Invasive Species Compendium

Detailed coverage of invasive species threatening livelihoods and the environment worldwide

Abstract

Productivity of grass species in the dark brown soil zone of Saskatchewan.

Abstract

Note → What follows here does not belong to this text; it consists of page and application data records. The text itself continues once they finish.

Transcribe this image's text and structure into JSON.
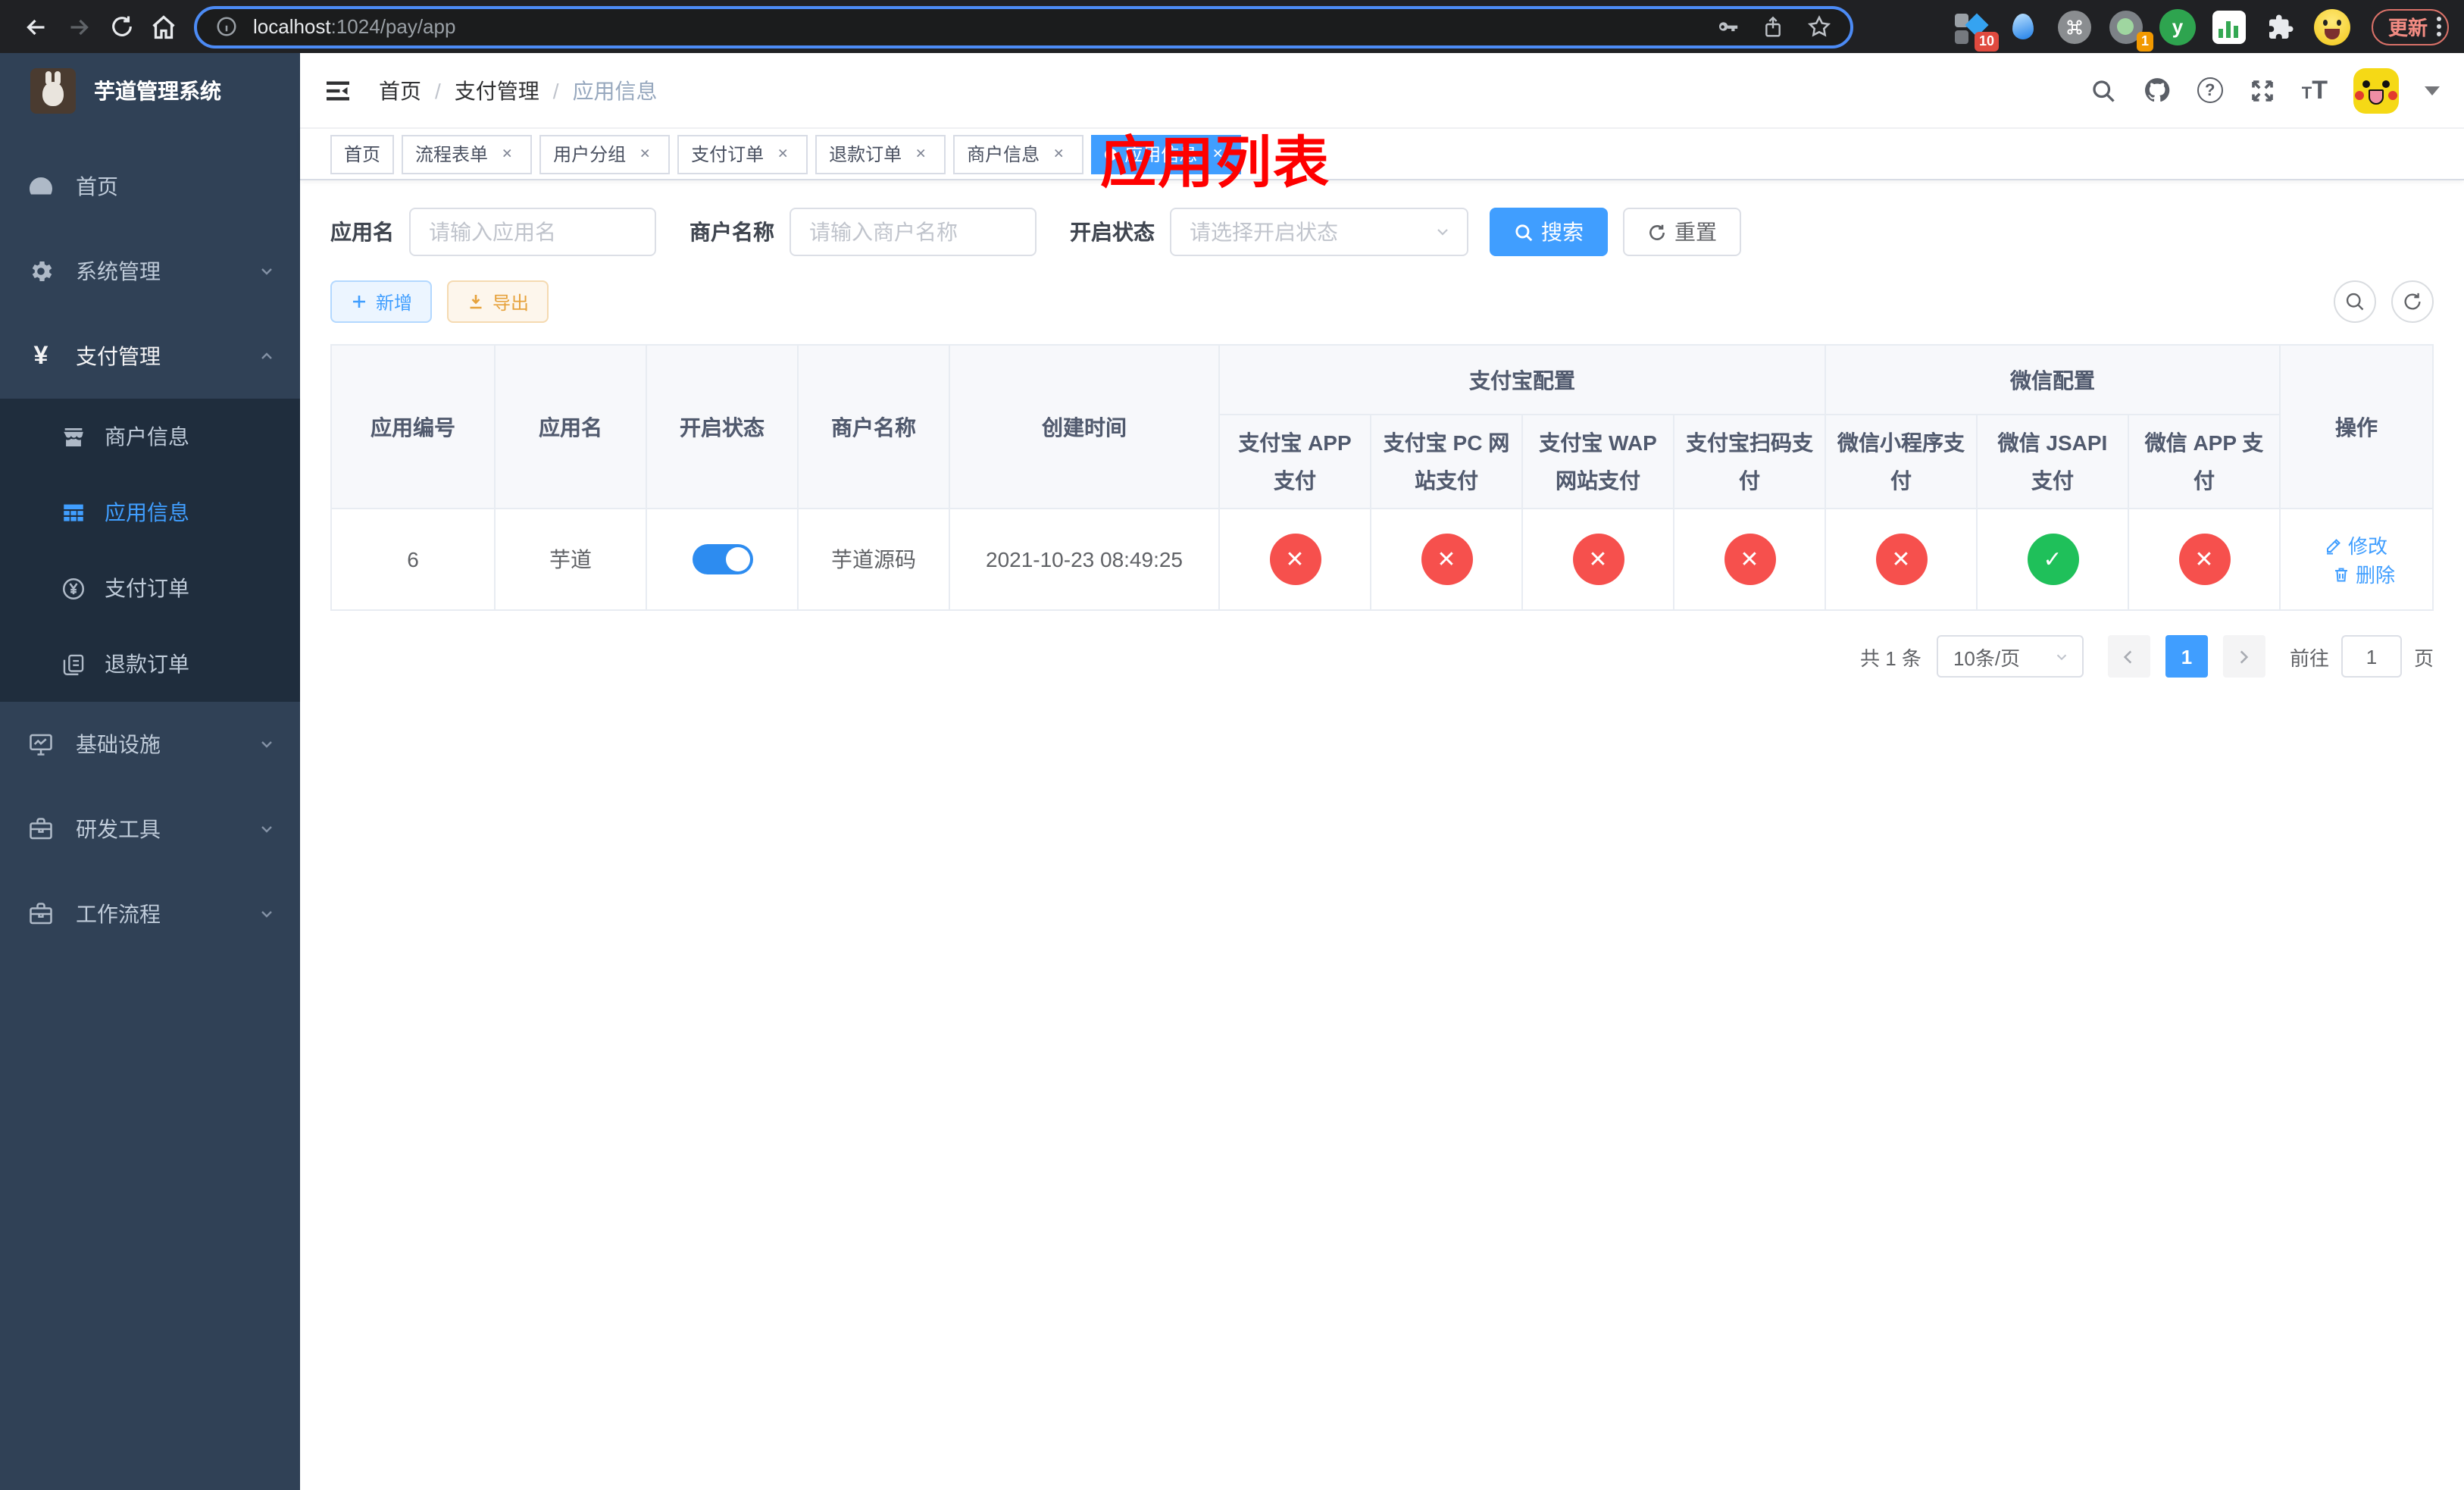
{
  "browser": {
    "url_host": "localhost",
    "url_path": ":1024/pay/app",
    "update_label": "更新",
    "ext_badge_1": "10",
    "ext_badge_2": "1",
    "ext_yuque_letter": "y"
  },
  "sidebar": {
    "title": "芋道管理系统",
    "menu_top": [
      {
        "label": "首页"
      },
      {
        "label": "系统管理"
      },
      {
        "label": "支付管理"
      }
    ],
    "submenu": [
      {
        "label": "商户信息"
      },
      {
        "label": "应用信息"
      },
      {
        "label": "支付订单"
      },
      {
        "label": "退款订单"
      }
    ],
    "menu_bottom": [
      {
        "label": "基础设施"
      },
      {
        "label": "研发工具"
      },
      {
        "label": "工作流程"
      }
    ]
  },
  "navbar": {
    "breadcrumb": [
      {
        "label": "首页"
      },
      {
        "label": "支付管理"
      },
      {
        "label": "应用信息"
      }
    ],
    "separator": "/"
  },
  "annotation": "应用列表",
  "tags": [
    {
      "label": "首页"
    },
    {
      "label": "流程表单"
    },
    {
      "label": "用户分组"
    },
    {
      "label": "支付订单"
    },
    {
      "label": "退款订单"
    },
    {
      "label": "商户信息"
    },
    {
      "label": "应用信息"
    }
  ],
  "filters": {
    "app_name_label": "应用名",
    "app_name_placeholder": "请输入应用名",
    "merchant_label": "商户名称",
    "merchant_placeholder": "请输入商户名称",
    "status_label": "开启状态",
    "status_placeholder": "请选择开启状态",
    "search_label": "搜索",
    "reset_label": "重置"
  },
  "toolbar": {
    "add_label": "新增",
    "export_label": "导出"
  },
  "table": {
    "col_app_id": "应用编号",
    "col_app_name": "应用名",
    "col_status": "开启状态",
    "col_merchant": "商户名称",
    "col_created": "创建时间",
    "col_actions": "操作",
    "group_alipay": "支付宝配置",
    "group_wechat": "微信配置",
    "pay_cols": [
      "支付宝 APP 支付",
      "支付宝 PC 网站支付",
      "支付宝 WAP 网站支付",
      "支付宝扫码支付",
      "微信小程序支付",
      "微信 JSAPI 支付",
      "微信 APP 支付"
    ],
    "row": {
      "id": "6",
      "name": "芋道",
      "enabled": "true",
      "merchant": "芋道源码",
      "created": "2021-10-23 08:49:25",
      "payments": [
        "disabled",
        "disabled",
        "disabled",
        "disabled",
        "disabled",
        "enabled",
        "disabled"
      ],
      "edit_label": "修改",
      "delete_label": "删除"
    }
  },
  "pagination": {
    "total": "共 1 条",
    "page_size": "10条/页",
    "page": "1",
    "goto_label": "前往",
    "goto_value": "1",
    "page_suffix": "页"
  }
}
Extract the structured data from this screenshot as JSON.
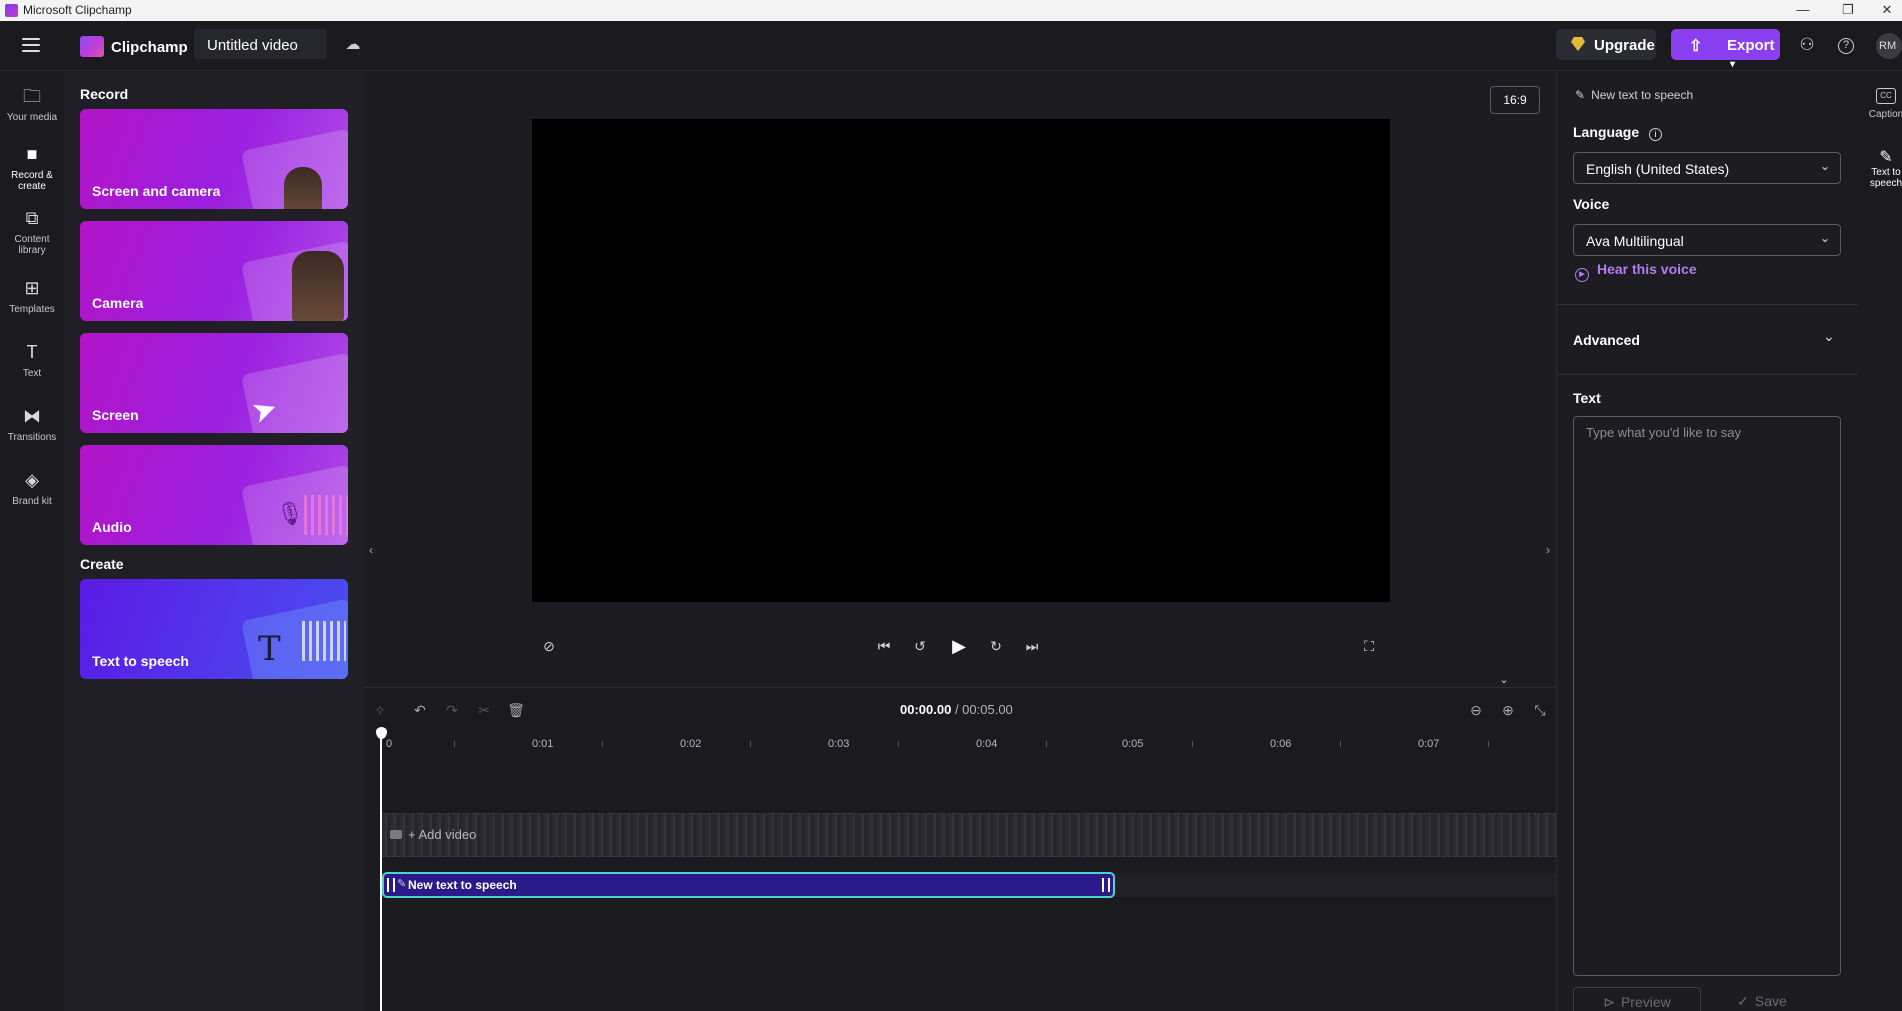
{
  "window": {
    "title": "Microsoft Clipchamp",
    "minimize": "—",
    "maximize": "❐",
    "close": "✕"
  },
  "topbar": {
    "brand": "Clipchamp",
    "video_title": "Untitled video",
    "upgrade_label": "Upgrade",
    "export_label": "Export",
    "avatar_initials": "RM"
  },
  "leftnav": {
    "items": [
      {
        "label": "Your media",
        "icon": "folder-icon"
      },
      {
        "label": "Record & create",
        "icon": "video-camera-icon"
      },
      {
        "label": "Content library",
        "icon": "library-icon"
      },
      {
        "label": "Templates",
        "icon": "templates-icon"
      },
      {
        "label": "Text",
        "icon": "text-icon"
      },
      {
        "label": "Transitions",
        "icon": "transitions-icon"
      },
      {
        "label": "Brand kit",
        "icon": "brand-kit-icon"
      }
    ],
    "active": "Record & create"
  },
  "panel": {
    "record_title": "Record",
    "create_title": "Create",
    "cards": [
      {
        "label": "Screen and camera"
      },
      {
        "label": "Camera"
      },
      {
        "label": "Screen"
      },
      {
        "label": "Audio"
      }
    ],
    "create_cards": [
      {
        "label": "Text to speech"
      }
    ]
  },
  "preview": {
    "aspect_ratio": "16:9"
  },
  "timeline": {
    "current_time": "00:00.00",
    "separator": " / ",
    "total_time": "00:05.00",
    "ticks": [
      "0",
      "0:01",
      "0:02",
      "0:03",
      "0:04",
      "0:05",
      "0:06",
      "0:07"
    ],
    "add_video": "+ Add video",
    "clip_label": "New text to speech"
  },
  "rpanel": {
    "header": "New text to speech",
    "language_label": "Language",
    "language_value": "English (United States)",
    "voice_label": "Voice",
    "voice_value": "Ava Multilingual",
    "hear_voice": "Hear this voice",
    "advanced_label": "Advanced",
    "text_label": "Text",
    "text_placeholder": "Type what you'd like to say",
    "preview_btn": "Preview",
    "save_btn": "Save"
  },
  "rrail": {
    "items": [
      {
        "label": "Caption"
      },
      {
        "label": "Text to speech"
      }
    ]
  },
  "colors": {
    "accent": "#8a3ff0",
    "clip_border": "#4ad5cf",
    "clip_fill": "#2b1a8a",
    "link": "#b47cf5"
  }
}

In field trials in 1974-83 productivity of 6 Eurasian temperate zone grasses was compared with that of 3 native species. When cut once for hay yields were 3.82. 2.91, 2.84, 2.31, 2.22, 2.08, 2.01, 1.92 and 1.68 t/ha with Thinopyrum intermedium [Elymus hispidus], Agropyron desertorum, Bromus inermis, Psathyrostachys juncea, A. cristatum, B. riparius, Elymus trachycaulus, Pascopyrum [Elymus] smithii and E. lanceolatus, resp. B. riparius and P. smithii gave higher yields when cut 2-3 times per season. In vitro digestibilities of the native grass species were lower than those of the introduced species and it is suggested that this may be due to the more rapid senescence of the native species. Stands of all species were maintained for 10 years except E. trachycaulus which deteriorated after 5 years. Weed infestation was lowest for B. riparius and B. inermis and highest for E. trachycaulus, E. lanceolatus and A. cristatum. Introduced species gave a higher response to N fertilizer application than native species.